DAVID Rowland, the property tycoon who was set to take up the role of Tory party treasurer, has decided to sacrifice the role to concentrate on his business interests.
Rowland, who donated millions of pounds to the Conservative party in the run up to the general election, returned to the UK from the Channel Islands last year to allow him to become Tory treasurer in October.
But yesterday he said he would not be able to give the role “the focus and attention it deserves” due to “developing business interests”.
Stanley Fink, the hedge fund icon, will now become treasurer instead. Fink, who is currently co-treasurer along with Icap chief Michael Spencer, will take up the role after the October Tory conference.
The Tories insisted Rowland’s last-minute volte-face had nothing to do with controversy over his status as a former tax exile nor criticism of his past business interests.
Rowland’s decision comes amid a coalition split over the appointment of Sir Philip Green as an efficiency tsar. Last week, City A.M. revealed that Liberal Democrat business secretary Vince Cable, a vocal opponent of tax avoidance, had not been consulted over the appointment of Green.

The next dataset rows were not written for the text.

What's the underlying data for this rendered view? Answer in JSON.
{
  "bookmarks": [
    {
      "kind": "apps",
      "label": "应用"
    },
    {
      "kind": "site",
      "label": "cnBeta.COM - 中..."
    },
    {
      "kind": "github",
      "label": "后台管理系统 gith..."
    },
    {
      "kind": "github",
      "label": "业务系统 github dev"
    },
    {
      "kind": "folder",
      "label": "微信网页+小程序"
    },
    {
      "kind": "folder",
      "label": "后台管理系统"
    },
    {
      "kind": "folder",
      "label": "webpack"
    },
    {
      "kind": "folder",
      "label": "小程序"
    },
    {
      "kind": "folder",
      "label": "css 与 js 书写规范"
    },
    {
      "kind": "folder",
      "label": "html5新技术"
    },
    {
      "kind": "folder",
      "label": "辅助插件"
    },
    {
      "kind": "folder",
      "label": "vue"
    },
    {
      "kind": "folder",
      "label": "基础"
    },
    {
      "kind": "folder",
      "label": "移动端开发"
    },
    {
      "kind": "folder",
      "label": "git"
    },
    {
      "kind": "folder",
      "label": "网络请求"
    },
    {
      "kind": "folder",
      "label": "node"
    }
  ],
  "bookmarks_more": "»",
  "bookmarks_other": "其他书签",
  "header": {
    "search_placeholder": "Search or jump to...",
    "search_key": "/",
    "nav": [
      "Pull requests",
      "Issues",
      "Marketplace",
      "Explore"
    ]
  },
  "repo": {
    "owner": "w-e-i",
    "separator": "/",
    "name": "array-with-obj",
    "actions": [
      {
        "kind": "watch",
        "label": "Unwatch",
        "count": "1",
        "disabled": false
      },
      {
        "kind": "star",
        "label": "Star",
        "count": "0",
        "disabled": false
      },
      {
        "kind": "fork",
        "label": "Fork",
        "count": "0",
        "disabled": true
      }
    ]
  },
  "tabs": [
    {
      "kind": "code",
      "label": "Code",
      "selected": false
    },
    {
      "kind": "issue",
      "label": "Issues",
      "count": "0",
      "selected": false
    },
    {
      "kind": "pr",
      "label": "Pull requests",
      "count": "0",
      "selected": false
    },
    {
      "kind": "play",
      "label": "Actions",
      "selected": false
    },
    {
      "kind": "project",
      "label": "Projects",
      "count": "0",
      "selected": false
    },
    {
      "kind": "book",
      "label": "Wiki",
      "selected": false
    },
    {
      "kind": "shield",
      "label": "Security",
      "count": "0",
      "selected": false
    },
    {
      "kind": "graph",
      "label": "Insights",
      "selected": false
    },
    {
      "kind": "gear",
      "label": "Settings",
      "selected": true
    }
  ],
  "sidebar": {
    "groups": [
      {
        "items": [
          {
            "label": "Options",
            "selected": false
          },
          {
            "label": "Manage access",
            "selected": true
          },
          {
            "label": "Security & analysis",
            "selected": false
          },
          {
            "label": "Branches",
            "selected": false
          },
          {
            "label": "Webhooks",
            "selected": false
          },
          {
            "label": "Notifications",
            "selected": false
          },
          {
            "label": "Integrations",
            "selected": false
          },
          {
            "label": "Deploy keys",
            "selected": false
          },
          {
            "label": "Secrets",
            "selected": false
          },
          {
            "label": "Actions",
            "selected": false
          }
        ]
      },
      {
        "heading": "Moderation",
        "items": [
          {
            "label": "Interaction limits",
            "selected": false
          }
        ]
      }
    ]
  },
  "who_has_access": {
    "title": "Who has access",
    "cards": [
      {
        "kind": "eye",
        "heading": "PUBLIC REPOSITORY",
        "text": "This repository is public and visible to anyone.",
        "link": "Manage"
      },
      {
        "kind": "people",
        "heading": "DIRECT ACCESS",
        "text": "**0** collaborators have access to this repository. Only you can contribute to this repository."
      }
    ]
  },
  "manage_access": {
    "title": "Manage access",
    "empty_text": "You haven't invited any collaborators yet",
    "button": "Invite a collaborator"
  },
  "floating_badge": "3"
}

The Topshop tycoon has been criticised for saving a significant amount of tax on a £1.14bn dividend in 2005, which was paid by his retail empire Arcadia to Taveta Investments, a firm controlled by his Monaco-based wife.